Mentions: An 86-year-old Caucasian man was referred for management of a dislocated IOL in the left eye 15 years after cataract surgery. The IOL was in the posterior pole on initial examination with a BCVA of 20/40 and an IOP of 11 mmHg. He underwent a 23-gauge PPV with lens removal and secondary sutured IOL placement. The eye was found to be hypotonous, with pressures not exceeding 4 mmHg, during the first postoperative month. The patient also had a hyphema and vitreous hemorrhage with vision fluctuating from 20/400 to hand motions. He was found to have chorioretinal folds by SD-OCT (Figure 3A) and received an intravitreal injection of triamcinolone acetonide 4 mg/0.1 mL with minimal improvement in IOP over the following 2 months. Contact B-scan ultrasonography demonstrated a cyclodialysis cleft possibly exacerbated by a subluxed IOL. He was treated conservatively with atropine 1% and prednisolone acetate 1% without improvement. He then underwent pupilloplasty and repositioning of the IOL and sequential rounds of diode laser to the cleft over the following 2 months with slow increase in pressure from approximately 1 mmHg to 10 mmHg. The maculopathy persisted for several months after the cleft closure with a near visual acuity of Jaeger 2. His pressure gradually decreased again, and he was treated with a 23-gauge PPV, membrane peeling, Healon injection, and cryotherapy to the cyclodialysis cleft to induce elevation in IOP. However, his IOP rose to 48 mmHg. A vitreous chamber tap was performed but rebound increases in IOP occurred, and the patient was taken back for a 23-gauge PPV and Healon removal 3 days after initial injection. Postoperatively, his IOP remained in the low-teens and vision stabilized. His chorioretinal folds by SD-OCT resolved (Figure 3B) over the ensuing 2 months, and 17 months after his most recent surgery, the BCVA had improved to 20/40 with a stable IOP ranging from 9 to 12 mmHg.

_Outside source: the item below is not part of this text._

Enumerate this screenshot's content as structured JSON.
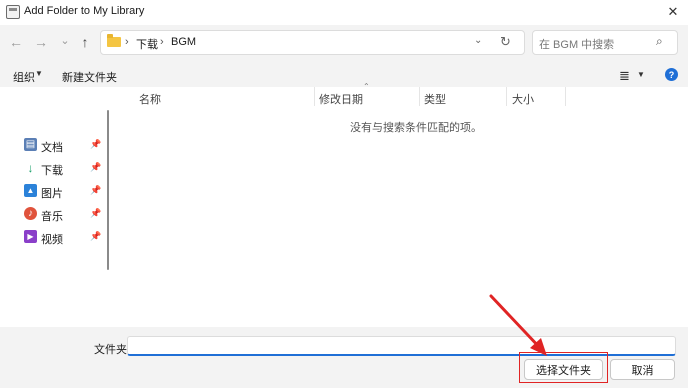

Bottom Line: Chorioretinal folds may occur as a consequence of hypotony and can be a cause of vision loss when associated with macular involvement.In this report, the spectral domain ocular coherence tomography imaging of three patients with chorioretinal folds before and after management are presented.The cases had unique presentations and each underwent different management approaches, but the results included improved visual acuities and lessened chorioretinal folds.

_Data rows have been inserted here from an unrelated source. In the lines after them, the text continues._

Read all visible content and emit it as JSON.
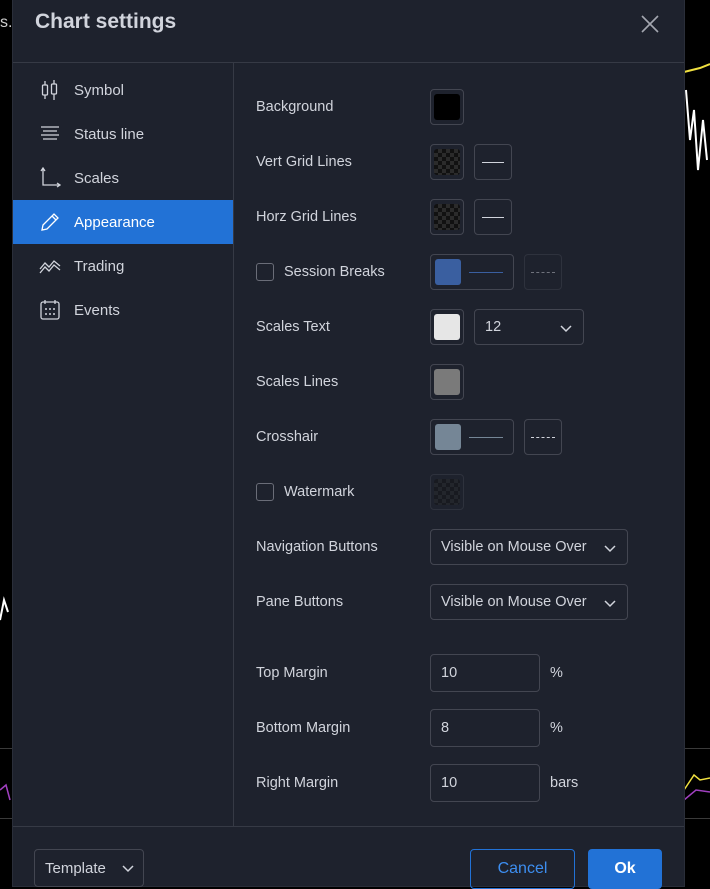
{
  "background_edge_text": "s.c",
  "dialog": {
    "title": "Chart settings"
  },
  "sidebar": {
    "items": [
      {
        "label": "Symbol",
        "icon": "candlestick-icon"
      },
      {
        "label": "Status line",
        "icon": "status-line-icon"
      },
      {
        "label": "Scales",
        "icon": "scales-icon"
      },
      {
        "label": "Appearance",
        "icon": "pencil-icon",
        "active": true
      },
      {
        "label": "Trading",
        "icon": "trading-icon"
      },
      {
        "label": "Events",
        "icon": "calendar-icon"
      }
    ]
  },
  "appearance": {
    "background": {
      "label": "Background",
      "color": "#000000"
    },
    "vert_grid": {
      "label": "Vert Grid Lines"
    },
    "horz_grid": {
      "label": "Horz Grid Lines"
    },
    "session_breaks": {
      "label": "Session Breaks",
      "checked": false,
      "color": "#3a5fa0"
    },
    "scales_text": {
      "label": "Scales Text",
      "color": "#e6e6e6",
      "font_size": "12"
    },
    "scales_lines": {
      "label": "Scales Lines",
      "color": "#7a7a7a"
    },
    "crosshair": {
      "label": "Crosshair",
      "color": "#758696"
    },
    "watermark": {
      "label": "Watermark",
      "checked": false
    },
    "navigation_buttons": {
      "label": "Navigation Buttons",
      "value": "Visible on Mouse Over"
    },
    "pane_buttons": {
      "label": "Pane Buttons",
      "value": "Visible on Mouse Over"
    },
    "top_margin": {
      "label": "Top Margin",
      "value": "10",
      "unit": "%"
    },
    "bottom_margin": {
      "label": "Bottom Margin",
      "value": "8",
      "unit": "%"
    },
    "right_margin": {
      "label": "Right Margin",
      "value": "10",
      "unit": "bars"
    }
  },
  "footer": {
    "template_label": "Template",
    "cancel_label": "Cancel",
    "ok_label": "Ok"
  },
  "colors": {
    "accent": "#2272d6",
    "panel": "#1e222d",
    "border": "#434651"
  }
}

View Article: PubMed Central - PubMed

Affiliation: Department of Ophthalmology, Bascom Palmer Eye Institute, University of Miami Miller School of Medicine, Miami, FL, USA.

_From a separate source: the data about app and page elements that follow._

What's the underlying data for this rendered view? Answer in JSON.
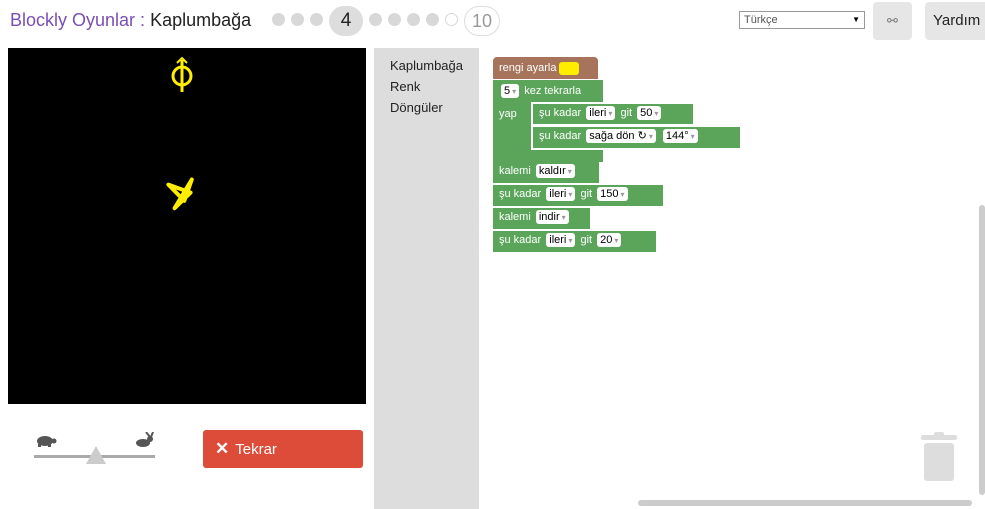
{
  "header": {
    "title_link": "Blockly Oyunlar",
    "title_sep": " : ",
    "title_game": "Kaplumbağa",
    "current_level": "4",
    "last_level": "10",
    "language": "Türkçe",
    "link_icon": "link-icon",
    "help_label": "Yardım"
  },
  "display": {
    "pen_color": "#ffee00",
    "background": "#000000"
  },
  "controls": {
    "slow_icon": "turtle-icon",
    "fast_icon": "rabbit-icon",
    "speed_level": 0.5,
    "run_label": "Tekrar",
    "run_icon": "close-icon"
  },
  "toolbox": {
    "categories": [
      "Kaplumbağa",
      "Renk",
      "Döngüler"
    ]
  },
  "blocks": {
    "set_color": {
      "label": "rengi ayarla",
      "color": "#ffee00"
    },
    "repeat": {
      "count": "5",
      "label": "kez tekrarla",
      "do_label": "yap"
    },
    "move1": {
      "prefix": "şu kadar",
      "dir": "ileri",
      "verb": "git",
      "value": "50"
    },
    "turn": {
      "prefix": "şu kadar",
      "dir": "sağa dön ↻",
      "value": "144°"
    },
    "pen_up": {
      "label": "kalemi",
      "value": "kaldır"
    },
    "move2": {
      "prefix": "şu kadar",
      "dir": "ileri",
      "verb": "git",
      "value": "150"
    },
    "pen_down": {
      "label": "kalemi",
      "value": "indir"
    },
    "move3": {
      "prefix": "şu kadar",
      "dir": "ileri",
      "verb": "git",
      "value": "20"
    }
  },
  "trash_icon": "trash-icon"
}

ABSTRACT
Chorioretinal folds may occur as a consequence of hypotony and can be a cause of vision loss when associated with macular involvement. In this report, the spectral domain ocular coherence tomography imaging of three patients with chorioretinal folds before and after management are presented. The cases had unique presentations and each underwent different management approaches, but the results included improved visual acuities and lessened chorioretinal folds.

No MeSH data available.


Related in: MedlinePlus